▶ _Work instructions_
Which lines below contain "ffffff"? Pull them out.

[Web page and app entries]
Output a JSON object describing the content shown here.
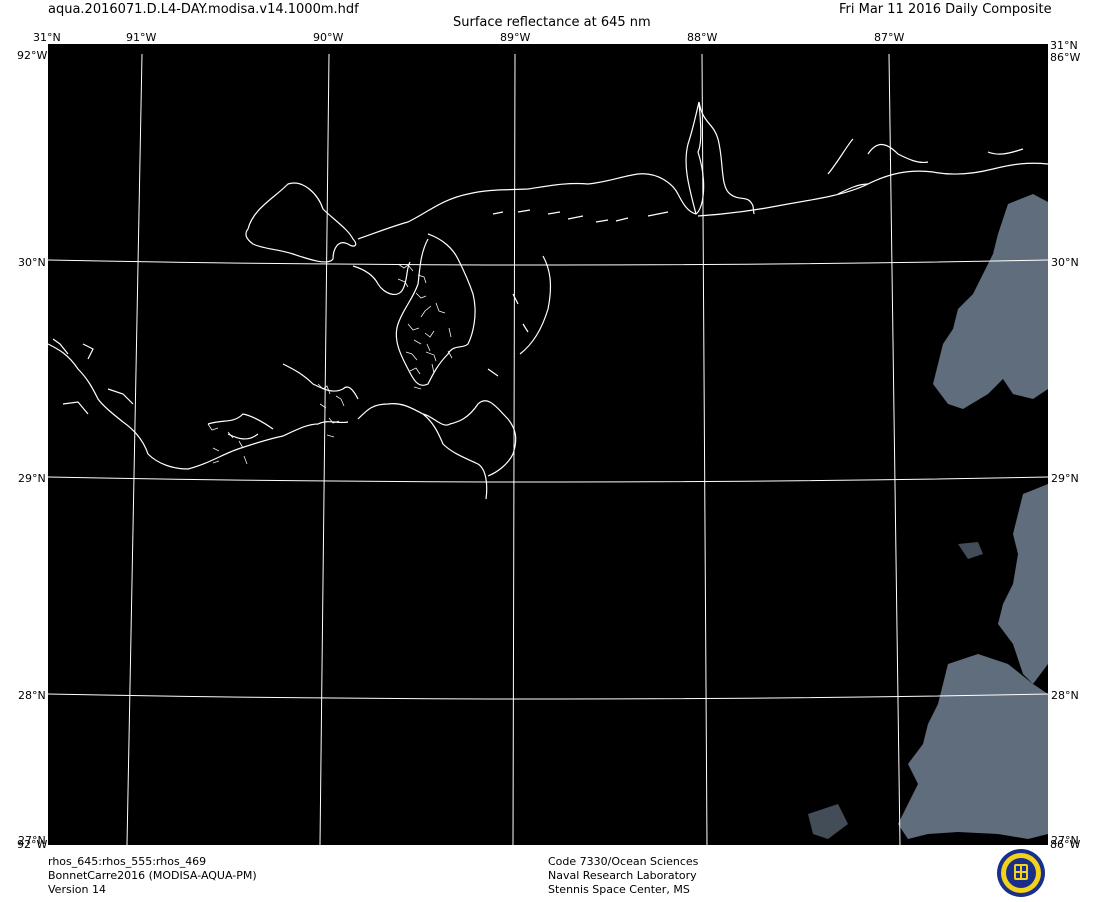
{
  "header": {
    "filename": "aqua.2016071.D.L4-DAY.modisa.v14.1000m.hdf",
    "product_title": "Surface reflectance at 645 nm",
    "date_label": "Fri Mar 11 2016 Daily Composite"
  },
  "map": {
    "lon_labels": [
      "91°W",
      "90°W",
      "89°W",
      "88°W",
      "87°W"
    ],
    "lat_labels": [
      "31°N",
      "30°N",
      "29°N",
      "28°N"
    ],
    "corner_labels": {
      "top_left": "31°N",
      "top_right": "31°N",
      "left_top_w": "92°W",
      "right_top_w": "86°W",
      "bottom_left": "27°N",
      "bottom_right": "27°N",
      "left_bottom_w": "92°W",
      "right_bottom_w": "86°W"
    },
    "colors": {
      "background": "#000000",
      "coastline": "#ffffff",
      "gridlines": "#ffffff",
      "cloud": "#6b7a8c"
    }
  },
  "footer": {
    "left": {
      "line1": "rhos_645:rhos_555:rhos_469",
      "line2": "BonnetCarre2016 (MODISA-AQUA-PM)",
      "line3": "Version 14"
    },
    "center": {
      "line1": "Code 7330/Ocean Sciences",
      "line2": "Naval Research Laboratory",
      "line3": "Stennis Space Center, MS"
    },
    "logo_icon": "navy-seal-icon"
  }
}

▶ _Response area_
      "coastline": "#ffffff",
      "gridlines": "#ffffff",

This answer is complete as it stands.